I dismissed the unpleasant neighborhood. My business was with Barrons. The open sign in the window was dark—the hours advertised on the door were noon to eight P.M.—and there were only dim lights on inside, but the expensive motorcycle was parked out front in the same place as yesterday. I couldn’t imagine Fiona straddling the macho black-and-chrome hog any more than I could picture Barrons driving the sedate upper-middle-class gray sedan. Which meant he was here, somewhere.
I made a fist and pounded on the door. I was in a foul mood, feeling put-upon and wronged by everyone I’d encountered in Dublin. Since my arrival, few had been passably civil, none had been nice, and several had been unapologetically rude. And people said Americans were bad. I pounded again. Waited twenty seconds, pounded again. Mom says I have a redhead’s temper, but I’ve known a few redheads and I don’t think I’m nearly that bad. It’s just that when I’ve got something stuck in my craw I have to do something about it. Like coming to Dublin in the first place to get Alina’s investigation reopened.
“Barrons, I know you’re in there. Open up,” I shouted. I repeated the pounding and shouting for several minutes. Just when I was beginning to think maybe he wasn’t there after all, a deep voice came out of the darkness on my left, marked by that untraceable accent that hinted of time spent in exotic climes. Like places with harems and opium dens.

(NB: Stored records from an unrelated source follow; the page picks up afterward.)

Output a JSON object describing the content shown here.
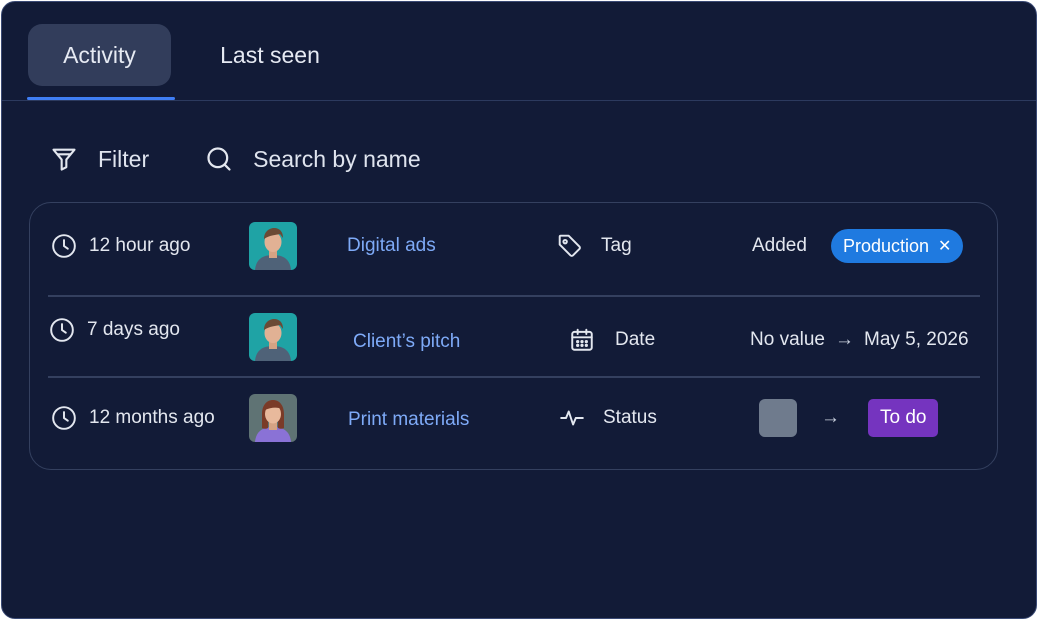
{
  "tabs": [
    {
      "label": "Activity",
      "active": true
    },
    {
      "label": "Last seen",
      "active": false
    }
  ],
  "toolbar": {
    "filter_label": "Filter",
    "search_placeholder": "Search by name"
  },
  "rows": [
    {
      "time": "12 hour ago",
      "avatar": "man-avatar",
      "item": "Digital ads",
      "property": "Tag",
      "property_icon": "tag-icon",
      "action": "Added",
      "tag": "Production"
    },
    {
      "time": "7 days ago",
      "avatar": "man-avatar",
      "item": "Client’s pitch",
      "property": "Date",
      "property_icon": "calendar-icon",
      "old_value": "No value",
      "new_value": "May 5, 2026"
    },
    {
      "time": "12 months ago",
      "avatar": "woman-avatar",
      "item": "Print materials",
      "property": "Status",
      "property_icon": "activity-icon",
      "new_value": "To do"
    }
  ],
  "colors": {
    "background": "#121b37",
    "accent": "#3f7ef5",
    "link": "#7eaaf7",
    "tag_chip": "#1f7ae0",
    "status_old": "#6f7b8d",
    "status_todo": "#7534bf"
  }
}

“Woman, you are a thousand kinds of fool.”
I peered into the gloom. Halfway down the block was a denser spot in the darkness that I took to be him. It was impossible to make out his shape, but that patch of darkness seemed to hold more substance, more potency than the shadows around it. It also made me shiver a little. Yes, that would be him.
“Not so much of a fool as you think, Barrons. Not so much of a fool that I fell for your stupid story.”

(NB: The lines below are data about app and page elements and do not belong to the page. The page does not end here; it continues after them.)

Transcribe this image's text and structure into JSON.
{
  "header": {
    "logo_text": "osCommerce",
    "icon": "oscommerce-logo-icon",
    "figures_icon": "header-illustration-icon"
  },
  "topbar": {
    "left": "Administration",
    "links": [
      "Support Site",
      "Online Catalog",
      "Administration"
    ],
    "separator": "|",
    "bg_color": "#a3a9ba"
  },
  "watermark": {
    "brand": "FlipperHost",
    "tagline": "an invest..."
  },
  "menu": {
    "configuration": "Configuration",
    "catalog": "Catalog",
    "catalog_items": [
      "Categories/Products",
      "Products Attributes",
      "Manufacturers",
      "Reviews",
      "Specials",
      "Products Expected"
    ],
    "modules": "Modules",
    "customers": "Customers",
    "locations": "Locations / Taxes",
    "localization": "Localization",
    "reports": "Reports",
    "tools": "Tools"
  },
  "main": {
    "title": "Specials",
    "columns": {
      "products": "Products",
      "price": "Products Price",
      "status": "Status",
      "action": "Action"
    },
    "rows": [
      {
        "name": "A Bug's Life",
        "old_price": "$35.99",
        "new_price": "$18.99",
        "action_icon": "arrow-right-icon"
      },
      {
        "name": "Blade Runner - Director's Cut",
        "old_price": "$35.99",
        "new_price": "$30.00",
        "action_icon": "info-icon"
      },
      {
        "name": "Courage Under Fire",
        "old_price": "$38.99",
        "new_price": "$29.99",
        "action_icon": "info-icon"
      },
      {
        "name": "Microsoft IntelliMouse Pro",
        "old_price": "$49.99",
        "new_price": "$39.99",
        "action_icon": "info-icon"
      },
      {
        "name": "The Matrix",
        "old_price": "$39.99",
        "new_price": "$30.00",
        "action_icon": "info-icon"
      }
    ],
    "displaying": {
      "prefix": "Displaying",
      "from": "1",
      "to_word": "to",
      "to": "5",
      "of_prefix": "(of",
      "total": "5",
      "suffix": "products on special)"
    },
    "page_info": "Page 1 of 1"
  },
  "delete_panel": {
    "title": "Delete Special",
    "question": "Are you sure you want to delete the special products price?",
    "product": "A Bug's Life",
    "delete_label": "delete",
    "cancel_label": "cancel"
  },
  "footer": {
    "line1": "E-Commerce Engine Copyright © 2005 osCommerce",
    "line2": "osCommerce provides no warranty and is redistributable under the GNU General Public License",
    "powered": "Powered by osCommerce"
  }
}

“A lamb in a city of wolves. Which one will take you down, I wonder?”
“Lamb, my petu—ass. You don’t scare me.”
“Ah yes, a thousand kinds of fool.”

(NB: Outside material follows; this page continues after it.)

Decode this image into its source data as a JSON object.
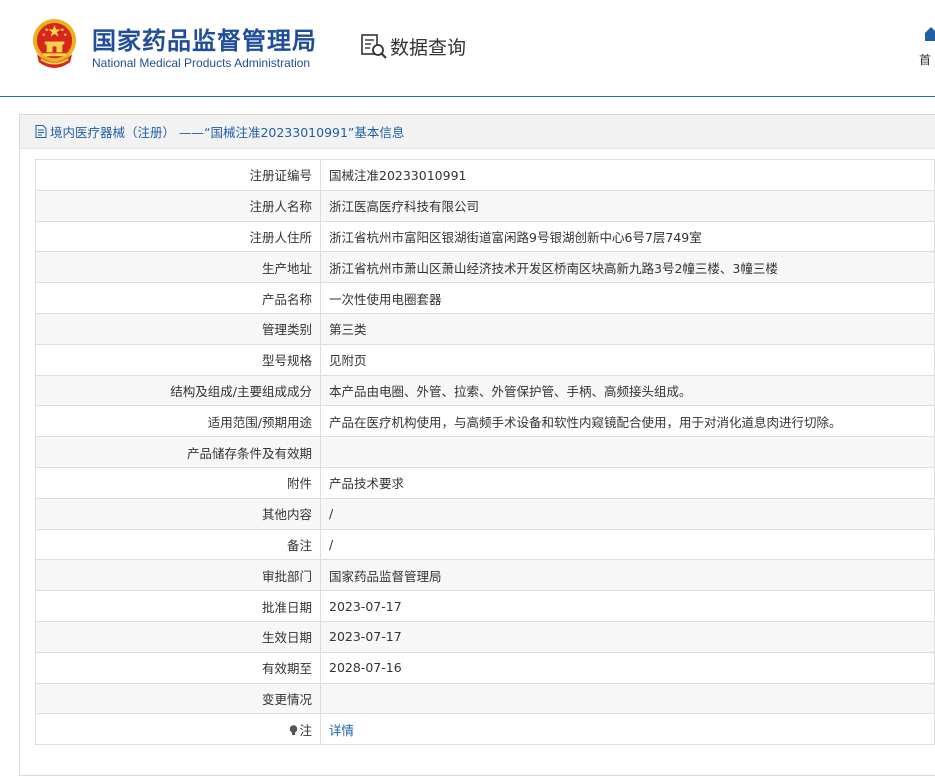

“I know you lied to me. So what is it really, Barrons—this shi-sadu?” Though I’d not intended to emphasize the unfamiliar word, it seemed to ricochet off the surrounding buildings with the sharp retort of a gunshot. Either that or, for a weirdly suspended moment, a total hush fell over the night, like one of those untimely lulls in conversation that always happen just when you’re saying something like, Can you believe what a witch that Jane Doe is? and Jane Doe’s standing right across the suddenly silent room, and you just want to sink into the floor. “You may as well tell me, because I’m not going away until you do.”
He was there before I could blink. The man had lightning reflexes. It made a difference that he wasn’t where I thought he was to begin with. He detached from the shadows no more than ten feet from me and crushed me back against the door. “You bloody fool, do not speak of such things in the open night!” Crowding me back to the door, he reached past me for the lock.
“I’ll speak of anything I—” I broke off, staring beyond him. The patch of darkness I’d mistaken for him had begun to move. And now there was a second spot slithering along the side of one of the buildings, a little farther down; an impossibly tall one. I glanced over to the other side of the street, to see what idiot was walking through that terrible neighborhood at night, casting the shadow.
There was no one.
I glanced back at the two darknesses. They were moving toward us. Quickly.
I looked up at Barrons. He was motionless, staring down at me. He turned and looked over his shoulder where I had been staring, then back at me.
Then he pushed open the door, shoved me inside, shut the door, and slid three dead bolts behind us.
You will explain,” he said roughly, shoving me deeper into the room, away from the door. He turned his back to me and began flipping light switches on the wall, one after another. Set after set of recessed lights and wall sconces came on inside the store. Outside, floodlights washed the night cold-white.
“Explain? Explain what? You explain. Why did you lie to me? God, I just don’t get this place! Alina made it sound like Dublin was some kind of great city where everybody was so nice and everything was so pretty, but nothing is pretty and nobody is nice and I swear I’m going to do serious bodily harm to the next idiot that tells me to go home!”
“As if you could. You might break a nail.” The gaze he shot me over his shoulder was contemptuous.
“You don’t know a thing about me, Barrons.” The look I shot back was equally contemptuous. He finished with the last of the lights and turned around. I jerked a little at the sight of him beneath the blaze of illumination. I must not have looked at him very closely yesterday because he wasn’t just masculine and sexual, he was carnal in a set-your-teeth-on-edge kind of way; he was almost frightening. He looked different tonight. He seemed taller, leaner, meaner, skin tighter on his body, features more starkly chiseled—and his cheekbones had been blades yesterday in that cold, arrogant face that was such an unlikely blend of genes. “What’s your heritage, anyway?” I said irritably, backing away, putting more space between us.